### TASK TO COMPLETE
Without the pictures, write the listing out again exactly as it appears.
===== EXCERPTED DATA =====
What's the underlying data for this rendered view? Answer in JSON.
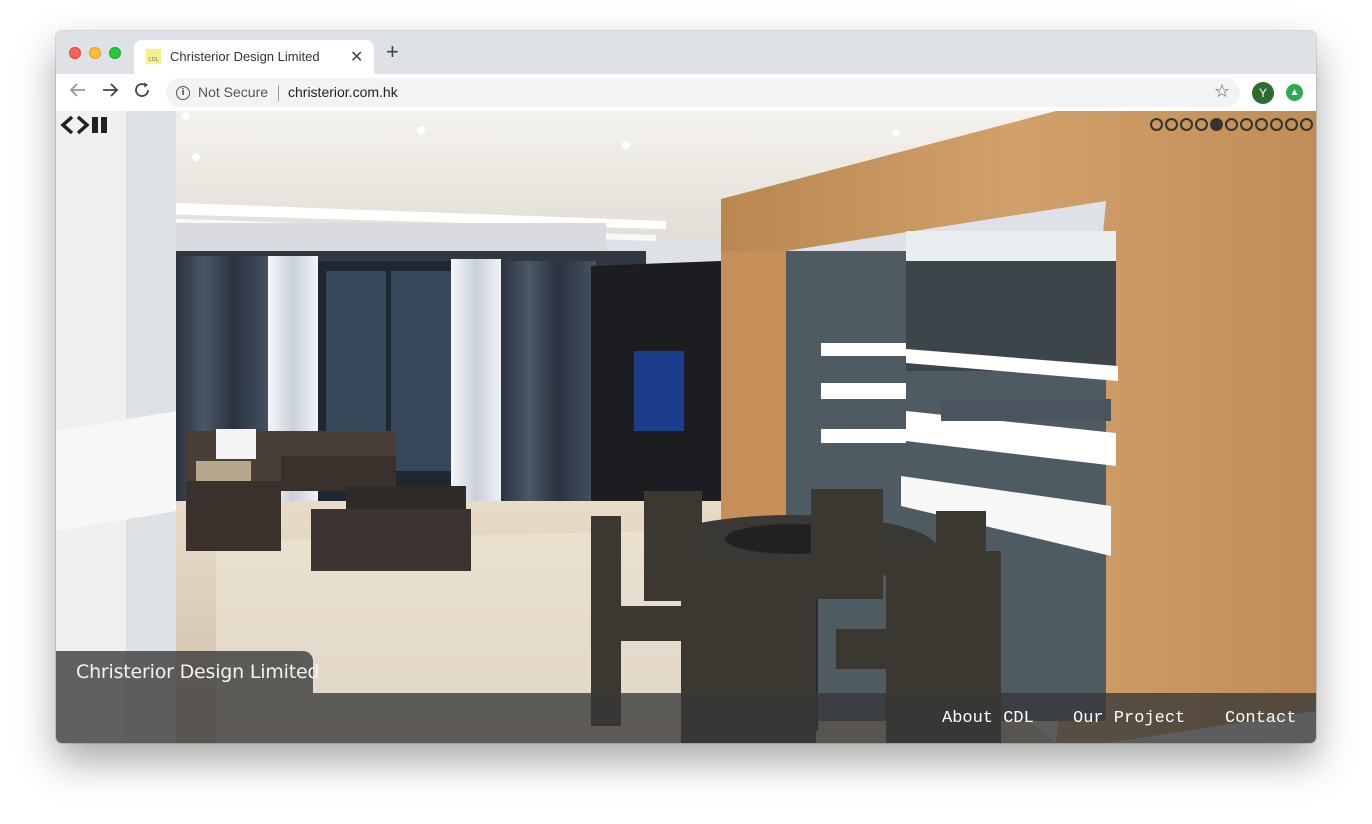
{
  "browser": {
    "tab": {
      "title": "Christerior Design Limited",
      "favicon_text": "CDL"
    },
    "address_bar": {
      "security_label": "Not Secure",
      "url": "christerior.com.hk"
    },
    "profile_initial": "Y"
  },
  "slideshow": {
    "total_slides": 11,
    "active_index": 4
  },
  "page": {
    "brand_caption": "Christerior Design Limited",
    "menu": [
      {
        "label": "About CDL"
      },
      {
        "label": "Our Project"
      },
      {
        "label": "Contact"
      }
    ]
  },
  "colors": {
    "window_chrome": "#dee1e6",
    "caption_bg": "#373737",
    "wood": "#c9945a",
    "wall_dark": "#3c4549"
  }
}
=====
### RESPONSE
What's the underlying data for this rendered view? Answer in JSON.
{
  "browser": {
    "tab": {
      "title": "Christerior Design Limited",
      "favicon_text": "CDL"
    },
    "address_bar": {
      "security_label": "Not Secure",
      "url": "christerior.com.hk"
    },
    "profile_initial": "Y"
  },
  "slideshow": {
    "total_slides": 11,
    "active_index": 4
  },
  "page": {
    "brand_caption": "Christerior Design Limited",
    "menu": [
      {
        "label": "About CDL"
      },
      {
        "label": "Our Project"
      },
      {
        "label": "Contact"
      }
    ]
  },
  "colors": {
    "window_chrome": "#dee1e6",
    "caption_bg": "#373737",
    "wood": "#c9945a",
    "wall_dark": "#3c4549"
  }
}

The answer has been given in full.